Once upon a time, what we now call “mobile phones” used to be called “car phones,” as they were specifically designed and fitted to a specific automobile. Of course, these days mobile phones go just about everywhere, but for a lot of people they’re still most useful on the road. Unfortunately, that’s also where their use is the most dangerous.
One company is hoping to change all that, and in doing so they’re also creating great opportunities for enterprising mobile app developers. The Car Connectivity Consortium decided to open up its MirrorLink standard to mobile app developers in the first quarter of 2013. Essentially, Mirrorlink technology allows the user to control a smartphone from the steering wheel or through dashboard buttons and controls, thus bringing hands-free convenience to all the functions in the driver’s smartphone.
While the accompanying enhancements to traffic safety are both long overdue and very welcome, opening up Mirrorlink technology also creates new markets for mobile app developers.
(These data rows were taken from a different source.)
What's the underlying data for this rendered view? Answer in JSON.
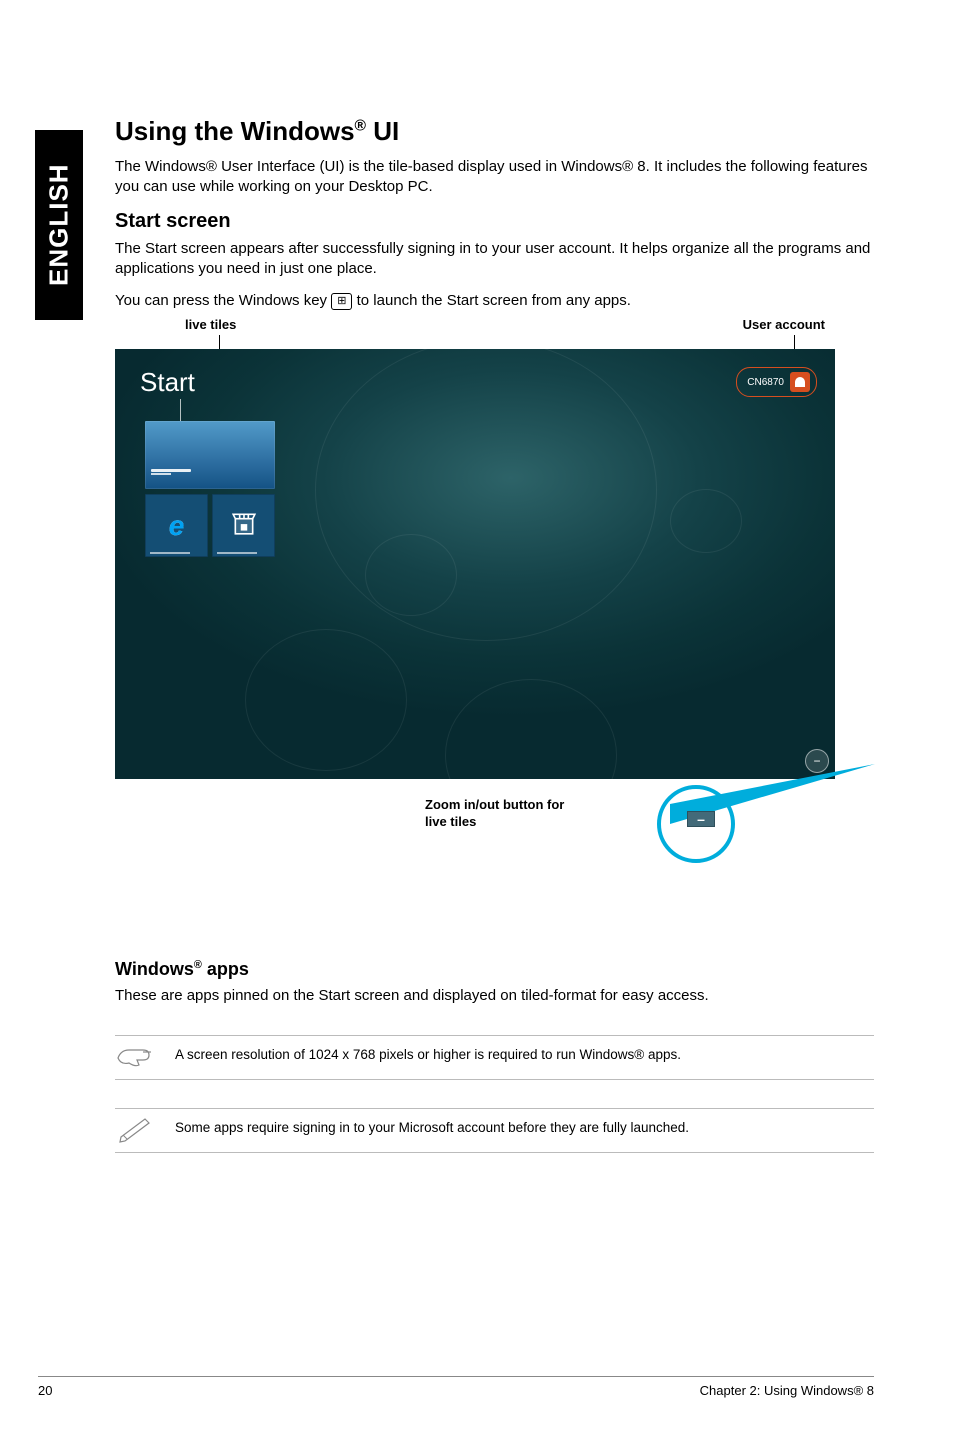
{
  "sidebar": {
    "language": "ENGLISH"
  },
  "h1": {
    "pre": "Using the Windows",
    "sup": "®",
    "post": " UI"
  },
  "p1": "The Windows® User Interface (UI) is the tile-based display used in Windows® 8. It includes the following features you can use while working on your Desktop PC.",
  "h2": "Start screen",
  "p2": "The Start screen appears after  successfully signing in to your user account. It helps organize all the programs and applications you need in just one place.",
  "p3_pre": "You can press the Windows key ",
  "p3_post": " to launch the Start screen from any apps.",
  "winkey_glyph": "⊞",
  "fig": {
    "label_live": "live tiles",
    "label_user": "User account",
    "start": "Start",
    "user_name": "CN6870",
    "zoom_callout_l1": "Zoom in/out button for",
    "zoom_callout_l2": "live tiles",
    "minus": "–"
  },
  "h3": {
    "pre": "Windows",
    "sup": "®",
    "post": " apps"
  },
  "p4": "These are apps pinned on the Start screen and displayed on tiled-format for easy access.",
  "note1": "A screen resolution of 1024 x 768 pixels or higher is required to run Windows® apps.",
  "note2": "Some apps require signing in to your Microsoft account before they are fully launched.",
  "footer": {
    "page": "20",
    "chapter": "Chapter 2: Using Windows® 8"
  }
}
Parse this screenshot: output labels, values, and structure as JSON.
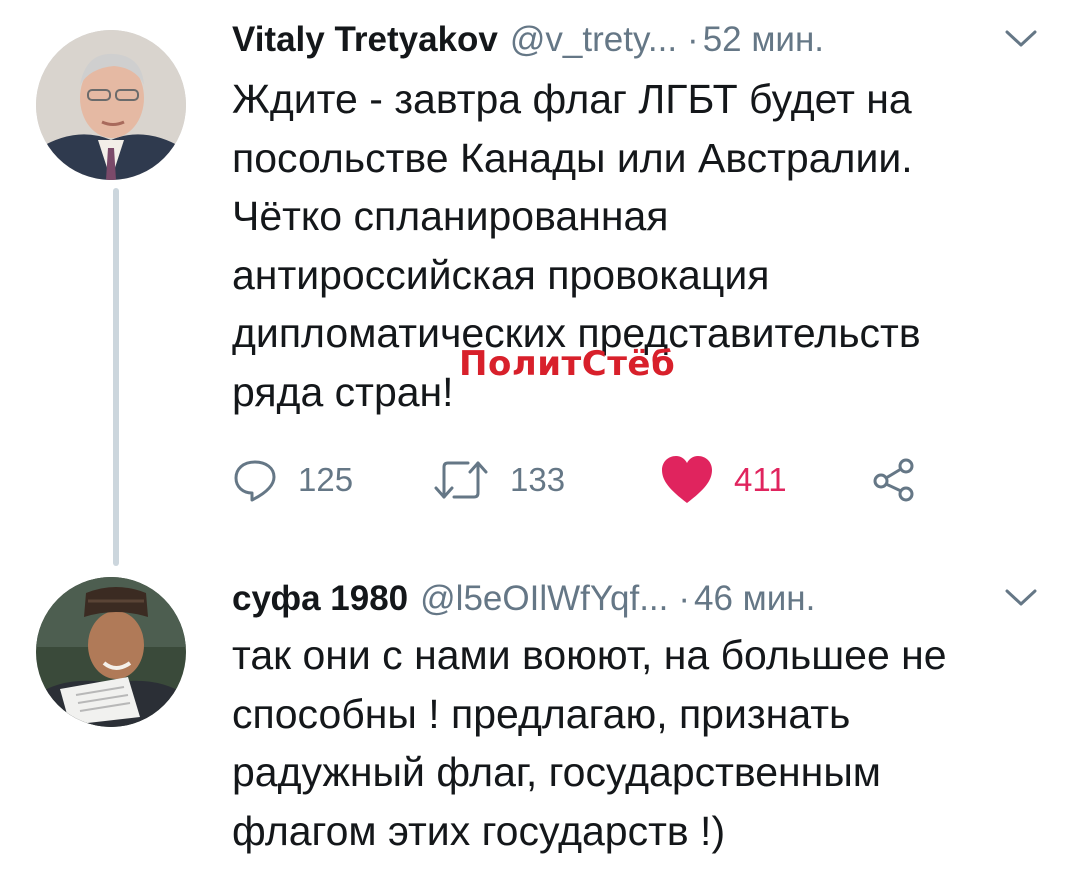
{
  "tweets": [
    {
      "author_name": "Vitaly Tretyakov",
      "handle": "@v_trety...",
      "separator": "·",
      "time": "52 мин.",
      "text": "Ждите - завтра флаг ЛГБТ будет на\nпосольстве Канады или Австралии.\nЧётко спланированная\nантироссийская провокация\nдипломатических представительств\nряда стран!",
      "replies": "125",
      "retweets": "133",
      "likes": "411",
      "liked": true
    },
    {
      "author_name": "суфа 1980",
      "handle": "@l5eOIlWfYqf...",
      "separator": "·",
      "time": "46 мин.",
      "text": "так они с нами воюют, на большее не\nспособны ! предлагаю, признать\nрадужный флаг, государственным\nфлагом этих государств !)"
    }
  ],
  "watermark": "ПолитСтёб",
  "colors": {
    "text": "#14171a",
    "secondary": "#657786",
    "like": "#e0245e",
    "thread_line": "#ccd6dd",
    "watermark": "#d8202b"
  },
  "icons": {
    "reply": "reply-icon",
    "retweet": "retweet-icon",
    "like": "heart-icon",
    "share": "share-icon",
    "menu": "chevron-down-icon"
  }
}
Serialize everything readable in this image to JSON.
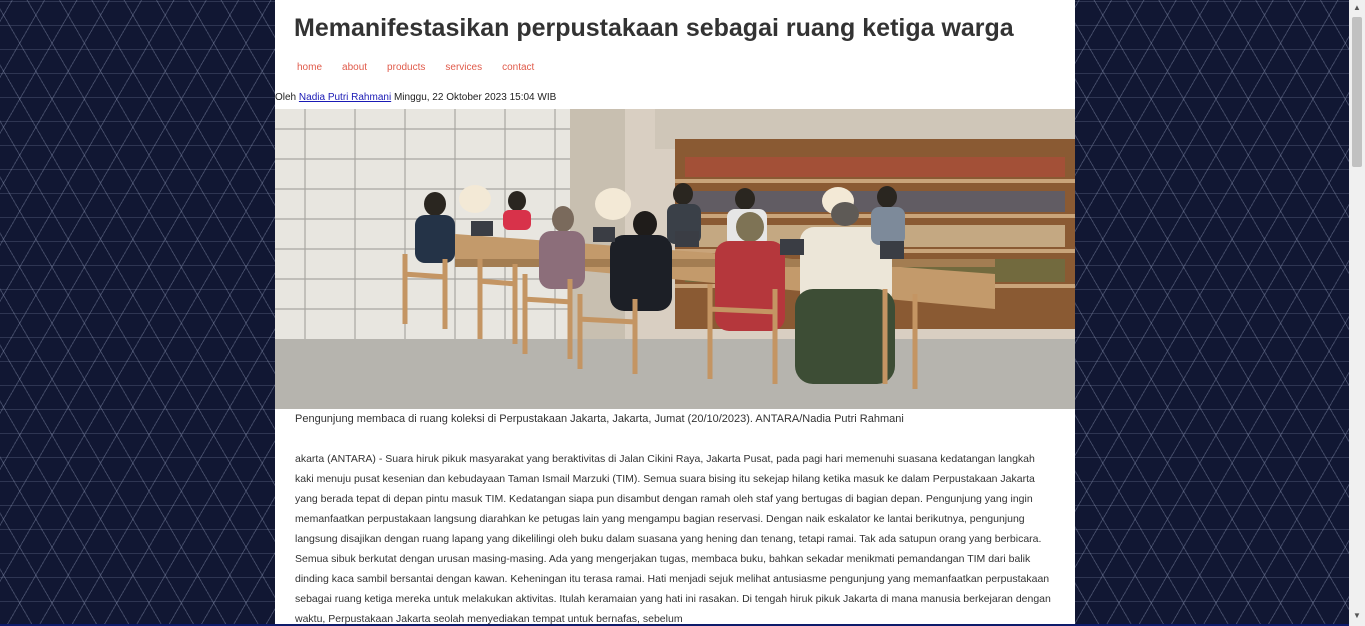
{
  "article": {
    "title": "Memanifestasikan perpustakaan sebagai ruang ketiga warga",
    "byline_prefix": "Oleh",
    "author": "Nadia Putri Rahmani",
    "date": "Minggu, 22 Oktober 2023 15:04 WIB",
    "caption": "Pengunjung membaca di ruang koleksi di Perpustakaan Jakarta, Jakarta, Jumat (20/10/2023). ANTARA/Nadia Putri Rahmani",
    "body": "akarta (ANTARA) - Suara hiruk pikuk masyarakat yang beraktivitas di Jalan Cikini Raya, Jakarta Pusat, pada pagi hari memenuhi suasana kedatangan langkah kaki menuju pusat kesenian dan kebudayaan Taman Ismail Marzuki (TIM). Semua suara bising itu sekejap hilang ketika masuk ke dalam Perpustakaan Jakarta yang berada tepat di depan pintu masuk TIM. Kedatangan siapa pun disambut dengan ramah oleh staf yang bertugas di bagian depan. Pengunjung yang ingin memanfaatkan perpustakaan langsung diarahkan ke petugas lain yang mengampu bagian reservasi. Dengan naik eskalator ke lantai berikutnya, pengunjung langsung disajikan dengan ruang lapang yang dikelilingi oleh buku dalam suasana yang hening dan tenang, tetapi ramai. Tak ada satupun orang yang berbicara. Semua sibuk berkutat dengan urusan masing-masing. Ada yang mengerjakan tugas, membaca buku, bahkan sekadar menikmati pemandangan TIM dari balik dinding kaca sambil bersantai dengan kawan. Keheningan itu terasa ramai. Hati menjadi sejuk melihat antusiasme pengunjung yang memanfaatkan perpustakaan sebagai ruang ketiga mereka untuk melakukan aktivitas. Itulah keramaian yang hati ini rasakan. Di tengah hiruk pikuk Jakarta di mana manusia berkejaran dengan waktu, Perpustakaan Jakarta seolah menyediakan tempat untuk bernafas, sebelum"
  },
  "nav": {
    "home": "home",
    "about": "about",
    "products": "products",
    "services": "services",
    "contact": "contact"
  },
  "colors": {
    "background": "#111733",
    "nav_link": "#e05a4a",
    "author_link": "#1a1ab5",
    "title": "#333333"
  }
}
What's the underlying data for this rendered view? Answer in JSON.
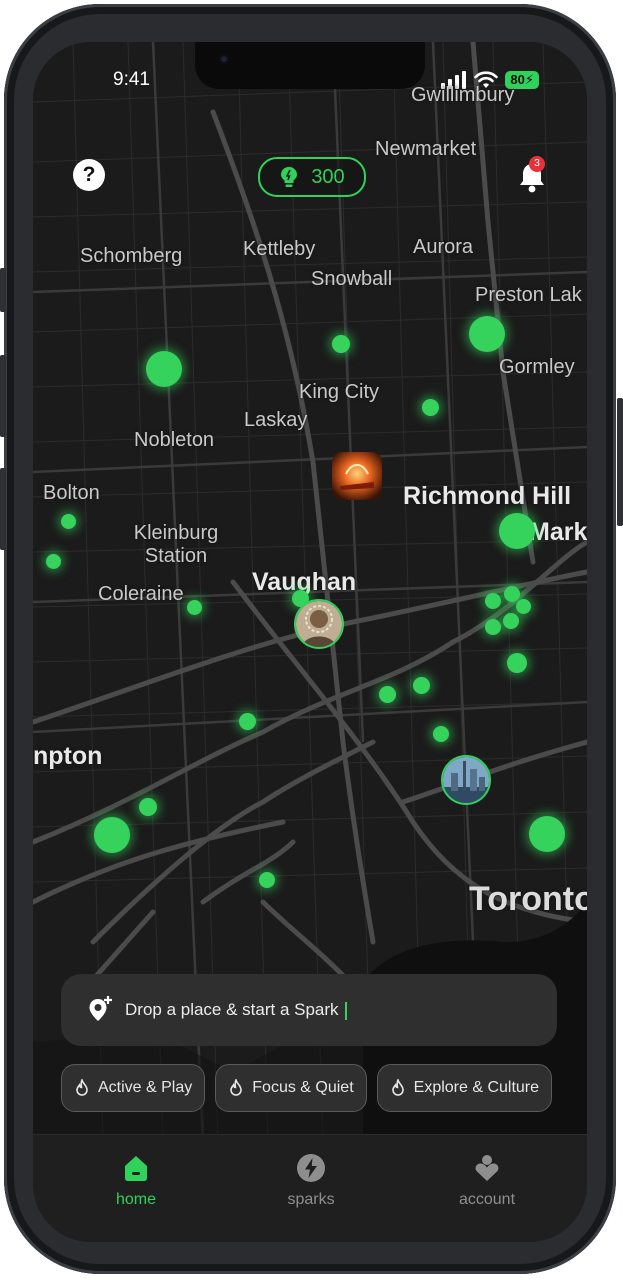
{
  "status_bar": {
    "time": "9:41",
    "battery": "80"
  },
  "header": {
    "help_icon": "?",
    "points": "300",
    "notification_count": "3"
  },
  "map_labels": {
    "gwillimbury": "Gwillimbury",
    "newmarket": "Newmarket",
    "schomberg": "Schomberg",
    "kettleby": "Kettleby",
    "aurora": "Aurora",
    "snowball": "Snowball",
    "preston_lake": "Preston Lak",
    "gormley": "Gormley",
    "king_city": "King City",
    "laskay": "Laskay",
    "nobleton": "Nobleton",
    "bolton": "Bolton",
    "richmond_hill": "Richmond Hill",
    "markham": "Mark",
    "kleinburg_station": "Kleinburg Station",
    "kleinburg_line1": "Kleinburg",
    "kleinburg_line2": "Station",
    "vaughan": "Vaughan",
    "coleraine": "Coleraine",
    "brampton": "npton",
    "toronto": "Toronto"
  },
  "search": {
    "placeholder": "Drop a place & start a Spark"
  },
  "chips": [
    {
      "label": "Active & Play",
      "icon": "flame-icon"
    },
    {
      "label": "Focus & Quiet",
      "icon": "flame-icon"
    },
    {
      "label": "Explore & Culture",
      "icon": "flame-icon"
    }
  ],
  "nav": {
    "home": "home",
    "sparks": "sparks",
    "account": "account"
  },
  "colors": {
    "accent": "#2fd25a",
    "map_bg": "#1b1b1b",
    "badge": "#e8323b"
  }
}
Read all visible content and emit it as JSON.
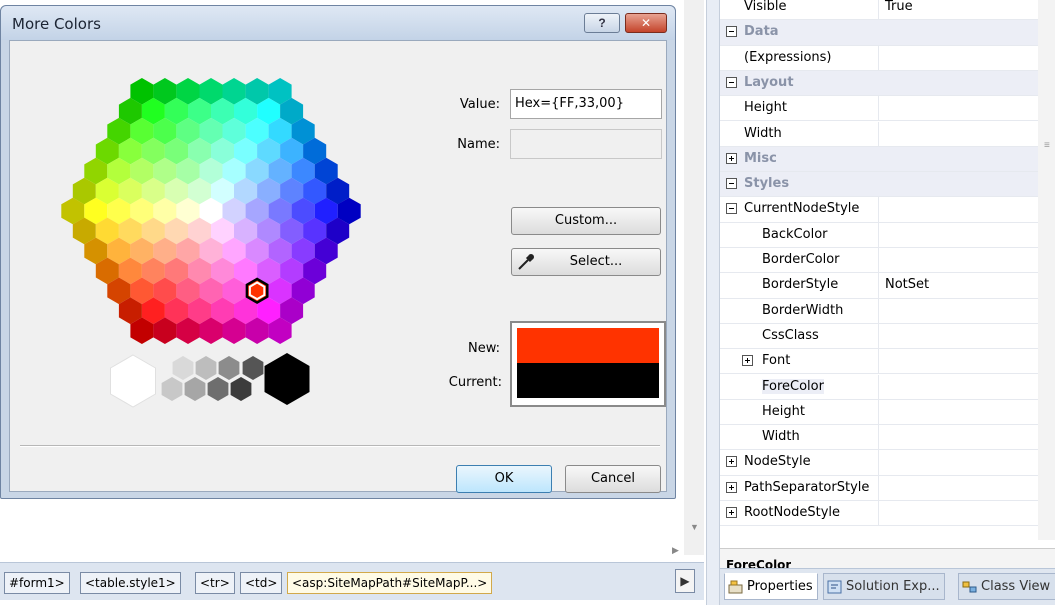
{
  "dialog": {
    "title": "More Colors",
    "help_symbol": "?",
    "close_symbol": "✕",
    "value_label": "Value:",
    "value": "Hex={FF,33,00}",
    "name_label": "Name:",
    "name_value": "",
    "custom_button": "Custom...",
    "select_button": "Select...",
    "new_label": "New:",
    "current_label": "Current:",
    "new_color": "#ff3300",
    "current_color": "#000000",
    "ok_button": "OK",
    "cancel_button": "Cancel"
  },
  "tag_bar": {
    "items": [
      "#form1>",
      "<table.style1>",
      "<tr>",
      "<td>",
      "<asp:SiteMapPath#SiteMapP...>"
    ],
    "nav_symbol": "▶"
  },
  "properties": {
    "rows": [
      {
        "name": "Visible",
        "value": "True"
      },
      {
        "name": "Data",
        "value": ""
      },
      {
        "name": "(Expressions)",
        "value": ""
      },
      {
        "name": "Layout",
        "value": ""
      },
      {
        "name": "Height",
        "value": ""
      },
      {
        "name": "Width",
        "value": ""
      },
      {
        "name": "Misc",
        "value": ""
      },
      {
        "name": "Styles",
        "value": ""
      },
      {
        "name": "CurrentNodeStyle",
        "value": ""
      },
      {
        "name": "BackColor",
        "value": ""
      },
      {
        "name": "BorderColor",
        "value": ""
      },
      {
        "name": "BorderStyle",
        "value": "NotSet"
      },
      {
        "name": "BorderWidth",
        "value": ""
      },
      {
        "name": "CssClass",
        "value": ""
      },
      {
        "name": "Font",
        "value": ""
      },
      {
        "name": "ForeColor",
        "value": ""
      },
      {
        "name": "Height",
        "value": ""
      },
      {
        "name": "Width",
        "value": ""
      },
      {
        "name": "NodeStyle",
        "value": ""
      },
      {
        "name": "PathSeparatorStyle",
        "value": ""
      },
      {
        "name": "RootNodeStyle",
        "value": ""
      }
    ],
    "description_title": "ForeColor",
    "grip_symbol": "≡"
  },
  "bottom_tabs": [
    "Properties",
    "Solution Exp...",
    "Class View"
  ]
}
Without any explicit approval, as early as next year developers will be able to use the technology to come up with any app they choose that will interface with the car.
There’s something in this for everyone, as it turns out. The CCC gets to become the gold standard for car/phone interface, developers get an exciting new market, and consumers have a lot more options when it comes to their on-board technology. Most current dashboard systems that come with a car are proprietary (and unfortunately, there are still those that require you to cycle through every letter of the alphabet when punching in an address). Considering the fact that people upgrade their phones more often than they do their cars means they’ll have access to the latest whistles and bells. In fact, Pioneer has an after-market dashboard system that is compatible with MirrorLink coming out next year as well.
So if you have an idea for an in-car mobile app, now’s the time to get started. Give us a call and we’ll get you on your way with quotes from three reputable developers.